TACK is an extension to TLS that allows servers to ‘pin’ their public keys, essentially making the following statement to your TLS client:
This is a valid public key for this server. If you see anything else in this space, and I haven’t explicitly told you I’m changing keys, there’s something wrong.
Now, public-key pinning is not a new idea. A similar technique has been used by protocols like SSH for years, Google Chrome has a few static pins built in, and Google even has a draft HTTP extension that adds dynamic pinning capabilities to that protocol.
The problem with earlier pinning schemes is that they’re relatively inflexible. Big sites like Google and Facebook don’t run just one server, nor do they deploy a single public key. They run dozens or hundreds of servers, TLS terminators, etc., all configured with a mess of different keys and certificates. Moreover, configurations change frequently for business reasons. Pinning a particular public key to ‘facebook.com’ seems like a great idea, but probably isn’t as simple as you’d think it is. Moreover, a mistaken ‘pin’ is an invitation to a network disaster of epic proportions.
TACK takes an end-run around these problems, or rather, a couple of them:
- It adds a layer of indirection. Instead of pinning a particular TLS public key (either the server’s key, or some higher-level certificate public key), TACK pins sites to a totally separate ‘TACK key’ that’s not part of the certificates at all. You then use this key to make assertions about any of the keys on your system, even if each server uses a different one.
- It’s only temporary. A site pin lasts only a few days, no more than a month — unless you visit the site again to renew it. This puts pretty strict limits on the amount of damage you can do, e.g., by misconfiguring your pins, or by losing the TACK key.
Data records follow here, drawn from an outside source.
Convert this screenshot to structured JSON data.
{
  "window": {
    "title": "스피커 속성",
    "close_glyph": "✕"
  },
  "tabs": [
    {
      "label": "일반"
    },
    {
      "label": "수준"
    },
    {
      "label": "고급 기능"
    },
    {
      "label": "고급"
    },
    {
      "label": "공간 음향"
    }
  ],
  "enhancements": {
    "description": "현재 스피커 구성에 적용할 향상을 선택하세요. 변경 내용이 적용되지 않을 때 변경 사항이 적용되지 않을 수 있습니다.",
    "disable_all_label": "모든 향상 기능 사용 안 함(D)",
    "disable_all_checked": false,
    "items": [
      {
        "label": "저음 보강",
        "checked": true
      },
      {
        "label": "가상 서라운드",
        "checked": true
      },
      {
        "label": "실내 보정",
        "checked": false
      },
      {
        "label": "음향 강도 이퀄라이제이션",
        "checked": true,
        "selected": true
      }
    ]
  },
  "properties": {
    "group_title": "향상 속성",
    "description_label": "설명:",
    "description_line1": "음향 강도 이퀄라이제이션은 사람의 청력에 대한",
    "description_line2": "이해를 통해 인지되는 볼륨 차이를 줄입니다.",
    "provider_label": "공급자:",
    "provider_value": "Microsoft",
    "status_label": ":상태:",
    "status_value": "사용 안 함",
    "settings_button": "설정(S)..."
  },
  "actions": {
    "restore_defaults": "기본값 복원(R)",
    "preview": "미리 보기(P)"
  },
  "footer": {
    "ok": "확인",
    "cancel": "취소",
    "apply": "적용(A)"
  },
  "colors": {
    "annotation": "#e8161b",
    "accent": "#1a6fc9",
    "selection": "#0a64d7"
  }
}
So what exactly happens when I visit a TACK site?
So you’ve securely connected via TLS to https://facebook.com, which sports a valid certificate chain. Your browser also supports TACK. In addition to all the usual TLS negotiation junk, the server sends down a TACK public key in a new TLS extension field. It uses the corresponding TACK signing key to sign the server’s TLS public key. Next:
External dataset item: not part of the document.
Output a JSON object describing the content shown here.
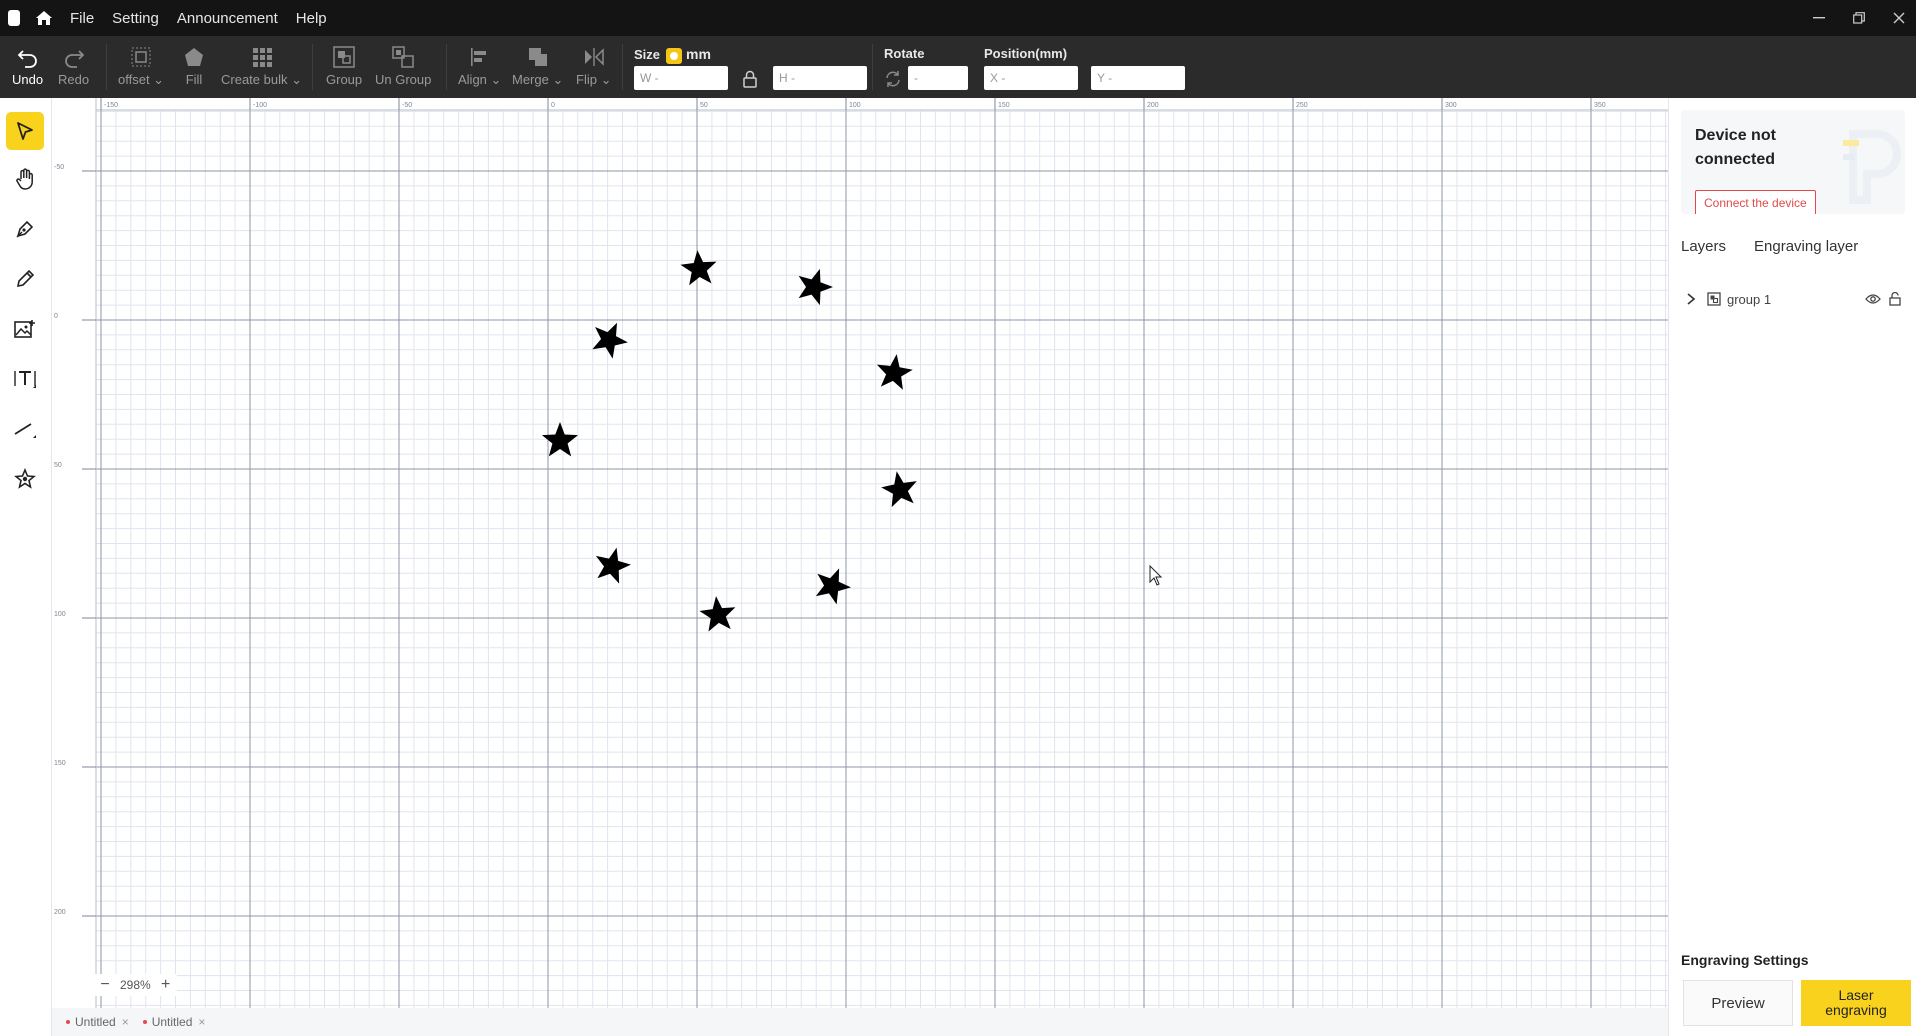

- Your browser makes note of the TACK key, but does nothing at all.
The next time you connect, the server sends the same TACK public key/signature pair again, which activates the ‘pin’ — creating an association between ‘facebook.com’ and the TACK key, and telling your browser that this server public key is legitimate. If you last connected five days ago, then the ‘pin’ will be valid for five more days.
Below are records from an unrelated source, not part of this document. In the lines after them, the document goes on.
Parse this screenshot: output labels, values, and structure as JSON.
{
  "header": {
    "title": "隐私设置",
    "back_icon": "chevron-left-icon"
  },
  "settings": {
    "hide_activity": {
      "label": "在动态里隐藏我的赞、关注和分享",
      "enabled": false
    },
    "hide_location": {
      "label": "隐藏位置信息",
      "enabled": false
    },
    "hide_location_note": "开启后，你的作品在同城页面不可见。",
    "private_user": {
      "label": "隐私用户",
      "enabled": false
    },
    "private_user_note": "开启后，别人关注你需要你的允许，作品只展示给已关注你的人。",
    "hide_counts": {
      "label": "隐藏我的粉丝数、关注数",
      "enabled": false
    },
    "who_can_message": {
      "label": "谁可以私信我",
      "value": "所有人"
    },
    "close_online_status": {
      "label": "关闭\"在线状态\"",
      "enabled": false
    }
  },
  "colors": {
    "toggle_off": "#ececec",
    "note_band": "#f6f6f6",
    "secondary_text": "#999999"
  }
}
From here on out — until the TACK pin expires — your client will require that every TLS public key associated with facebook.com be signed by the TACK key. It doesn’t matter if Facebook has eight thousand different public keys, as long as each of those public keys gets shipped to the client along with a corresponding TACK signature. But if at any point your browser does not see a necessary signature, it will reject the connection as a possible MITM.
But what if I lose my TACK key or it gets stolen?
The nice thing about TACK is that it augments the existing CA infrastructure. Without a valid certificate chain (and a legitimate TLS connection), a TACK key is useless. Even if you lose the thing, it’s not a disaster, since pins expire relatively quickly. (Earlier proposals devote a lot of time to solving these problems, and even require you to back up your pinning keys.)
The best part is that the TACK signing key can remain offline. Unlike TLS private keys, the only thing the TACK key is used for is creating static signatures, which get stored on the various servers. This dramatically reduces the probability that the key will be stolen.
So is TACK the solution to everything?
TACK addresses a real problem with our existing TLS infrastructure, by allowing sites to (cleanly) set pins between server public keys and domain names. If widely deployed, this should help to protect us against the very real threat of MITM. It’s also potentially a great solution for those edge cases like MTA-to-MTA mailserver connections, where the PKI model actually doesn’t work very well, and pinning may be the most viable route to security.